Having an Antipodean horn section is a bonus for the Meteors when the message to and from outer space is chanted in harmonized English. But more important to this space trip is how the journey is fueled instrumentally. Here the balance is almost equal between the electronic and acoustic instruments. Ghostly tremolo flutters and bubbly space-ship launching texture expansions from the dual synthesizers are wedded to unusual spacey noises which encompass music box-like tinkles and intermittent voltage buzzes. All expand the non-terrestrial parts of the program. But contrapuntal horn vamps coupled with drum clip clops and splatters preserve the humanness of the journey. This is further emphasized when sound astronauts confirm their individuality in the form of near-gutbucket plunger slides from the trombonist and jagged split tones that fly between Bird and Bostic from the alto saxophonist. Some tracks such as the brief “Encrypted Message 3” and the subsequent “Inconveniences” explore the crepuscule atmosphere of space’s black holes with unbreakable expositions rife with tone coloring. These sophisticated arrangements tinge the tracks with buzzing voltage affiliations, percussion smacks, strained trombone smears and pianistic clips. More optimistic space travel routes however emphasize singular responses to the trips including chief commander Gramss’ string squeezes and shudders on “No Reason For Concern” and “Promised Land”. Combining extraterrestrial allusions with supple col legno strokes, string hand pats and solid harmonies he creates the equivalent of a string concerto, with bass thrusts harmonized with trombone slides and irregular saxophone vibrations. Further stratosphere individual forays are particularly prominent on “Perfectly Balanced” as Chisholm overblows split tones, Barnett produces thick plunger flutters and the dual keyboardists plink out near-weightless treble tones that variously resemble vibraphone patterning or music box-like tinkles.

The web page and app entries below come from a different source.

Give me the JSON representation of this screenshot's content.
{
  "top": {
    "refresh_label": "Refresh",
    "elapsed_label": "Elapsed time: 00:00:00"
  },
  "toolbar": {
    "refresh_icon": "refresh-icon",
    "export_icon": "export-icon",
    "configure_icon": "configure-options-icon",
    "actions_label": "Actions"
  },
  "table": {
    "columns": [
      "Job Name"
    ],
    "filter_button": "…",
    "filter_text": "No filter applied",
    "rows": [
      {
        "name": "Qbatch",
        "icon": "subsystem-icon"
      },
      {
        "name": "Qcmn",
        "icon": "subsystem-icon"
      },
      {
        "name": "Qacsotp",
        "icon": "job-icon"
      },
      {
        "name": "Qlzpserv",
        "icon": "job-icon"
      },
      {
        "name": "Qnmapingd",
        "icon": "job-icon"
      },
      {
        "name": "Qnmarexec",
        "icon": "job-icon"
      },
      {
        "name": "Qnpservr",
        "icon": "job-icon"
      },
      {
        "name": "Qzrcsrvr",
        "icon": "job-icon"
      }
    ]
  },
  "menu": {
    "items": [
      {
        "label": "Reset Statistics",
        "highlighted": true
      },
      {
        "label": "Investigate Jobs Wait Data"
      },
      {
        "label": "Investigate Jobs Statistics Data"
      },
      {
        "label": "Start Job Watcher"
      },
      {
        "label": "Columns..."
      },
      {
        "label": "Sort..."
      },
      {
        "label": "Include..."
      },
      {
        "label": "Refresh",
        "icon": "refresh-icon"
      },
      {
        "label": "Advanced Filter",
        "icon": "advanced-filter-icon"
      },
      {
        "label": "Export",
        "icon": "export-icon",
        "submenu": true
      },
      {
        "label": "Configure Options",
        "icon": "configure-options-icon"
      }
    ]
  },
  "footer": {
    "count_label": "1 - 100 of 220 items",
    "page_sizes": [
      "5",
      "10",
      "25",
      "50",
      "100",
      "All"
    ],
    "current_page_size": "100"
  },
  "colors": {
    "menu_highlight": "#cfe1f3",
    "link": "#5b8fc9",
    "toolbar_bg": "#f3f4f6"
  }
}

Shruti box and mellotron drones on Homecoming Medley or Society into Sound set up more solid textures from the first. Seemingly endless, the synthesized sequences only intermittently pause for sonic intervals that reveal wave form crackles, woody drum rolls, zither-like reverb, Gurio-like scratches, treble puffs and what sounds like metal balls resonating on a flat surface. Sounds aren’t all programmed though. The extraterrestrial landscape mostly consisting of concentrated sonic washes made up of gong resonations, idiophone clashes and insistent keyboard jabs divided between organ-like mid-range tremors and higher pitched calliope-like squeals. These evolve alongside Jacobson’s double bass patterns which remain pronounced and ubiquitous during the program. By “Part 3” the challenge of maintaining a solid mechanized pulse has been met, along with timbral detours so that the exposition doesn’t become oppressive. Following Gąsiorek’s baritone horn blasts, piano-like comping and out of tempo whistles, additional backwards running flanges segment the constant pulse enough to suggest an incursion of space debris into the flight path. Luckily repetitive double bass throb straightens the musical flight path enough so that Mellotron warbles, wooden clave reflection and voltage buzzes stabilize the agitation to alliances. With sonic tinctures melded by the final sequence the narrative descends from its outer space journey to a safe landing.

Not everyone can be an astronaut. But the excitement of exploring uncharted musical territory is available with these two distinct sessions.

–Ken Waxman

Track Listing: Message: 1. We Spin Dizzily 2. Wonderful World 3. The Human Race
4. Within Our Galaxy 5. Stellar Orbit 6. Encrypted Message 2 7. Augmented Clusterfuck 8. Our Bright Future 9. Perfectly Balanced 10. Happy People 11. Encrypted Message 3 12. Inconveniences 13. Nano-Boosted 14. Encrypted Message 4 15. No Reason For Concern 16. Promised Land 17. See What We’ve Done

Personnel: Message: Shannon Barnett (trombone); Hayden Chisholm (alto saxophone); Philip Zoubek (piano, synthesizer); Christian Lorenzen (electric piano, synthesizer); Sebastian Gramss (bass) and Dominik Mahnig (drums)

Track Listing: Homecoming: 1. Part 1 2. Part 2 3. Part 3 4. Part 4

Personnel: Homecoming: Rasmus Kjær Larsen (Mellotron, Nord Lead); Tomo Jacobson (midi ribbon, bass, Gypsy Rose); Ylenia Fiorini (gongs, other healing instruments) and Szymon Pimpon Gąsiorek (drums, baritone horn, OP-Z, Shruti box)